Arthur Danto, American art critic and philosopher, argues that in order for a piece of work to be considered art it must satisfy the following criteria: it has to have a subject that projects an attitude or point of view that engages an audience’s participation into filling in what is missing within the art. The work in question also requires an art historical context.

“Border Crossing,” the massive sculpture in the center of the main campus, does not fulfill all of these criteria and should be removed.

“Border Crossing” is a familiar image between the MS building and the Sombrilla. The statue of a Mexican migrant family traveling across the Rio Grande into the United States has stood in the central plaza since 1996. It was erected during UTSA’s art commission project to bring art to the campus under former President Samuel Kirkpatrick.

The piece has been controversial since its erection, even provoking the College Republicans into bringing a resolution to the Student Government Association in 2006 to remove the statue as a part of the university’s beautification.

But does the statue meet Danto’s criteria? Yes, but only in part. The piece has a subject and a point of view.

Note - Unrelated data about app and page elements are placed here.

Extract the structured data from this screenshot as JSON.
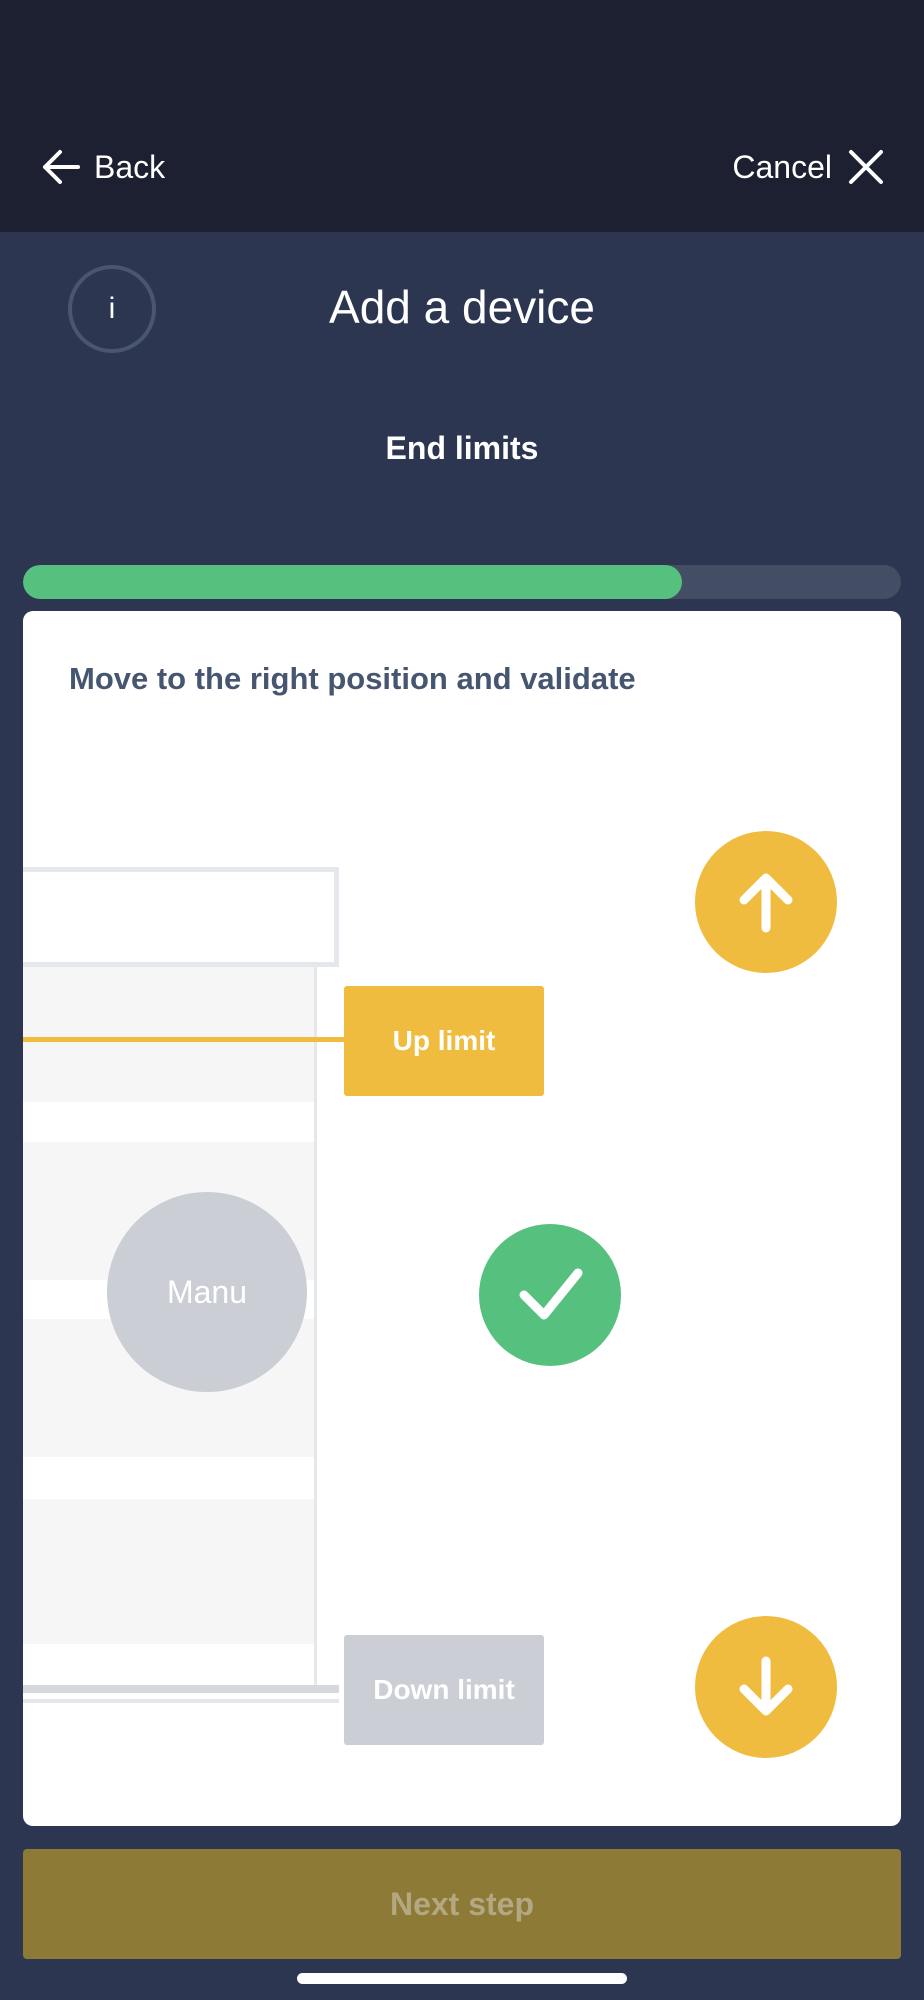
{
  "nav": {
    "back_label": "Back",
    "cancel_label": "Cancel"
  },
  "header": {
    "info_label": "i",
    "title": "Add a device",
    "step_title": "End limits"
  },
  "progress": {
    "fraction": 0.75
  },
  "card": {
    "instruction": "Move to the right position and validate",
    "up_limit_label": "Up limit",
    "down_limit_label": "Down limit",
    "manu_label": "Manu",
    "up_button_icon": "arrow-up-icon",
    "down_button_icon": "arrow-down-icon",
    "validate_button_icon": "checkmark-icon"
  },
  "footer": {
    "next_label": "Next step"
  },
  "colors": {
    "accent_yellow": "#f0bc40",
    "accent_green": "#56c07f",
    "disabled_gray": "#cbced5",
    "next_button": "#8e7a37"
  }
}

Artist Luis Jimenez created “Border Crossing” and dedicated the piece to his father who crossed the Rio Grande into the United States in 1922. It represents the struggle for a better life, no matter what form it takes. The statue has a subject.

But “Border Crossing” misses the mark in its inability to engage an audience. The figures are not aesthetically pleasing and blend into the surrounding buildings. In the past, it might have been a site for protests, but now it is a little more than an obstruction in the walkway. UTSA has outgrown “Border Crossing.” None of the other criteria matter if the statue has become invisible.

“Border Crossing” has outlived its usefulness. It should be replaced with more engaging public art.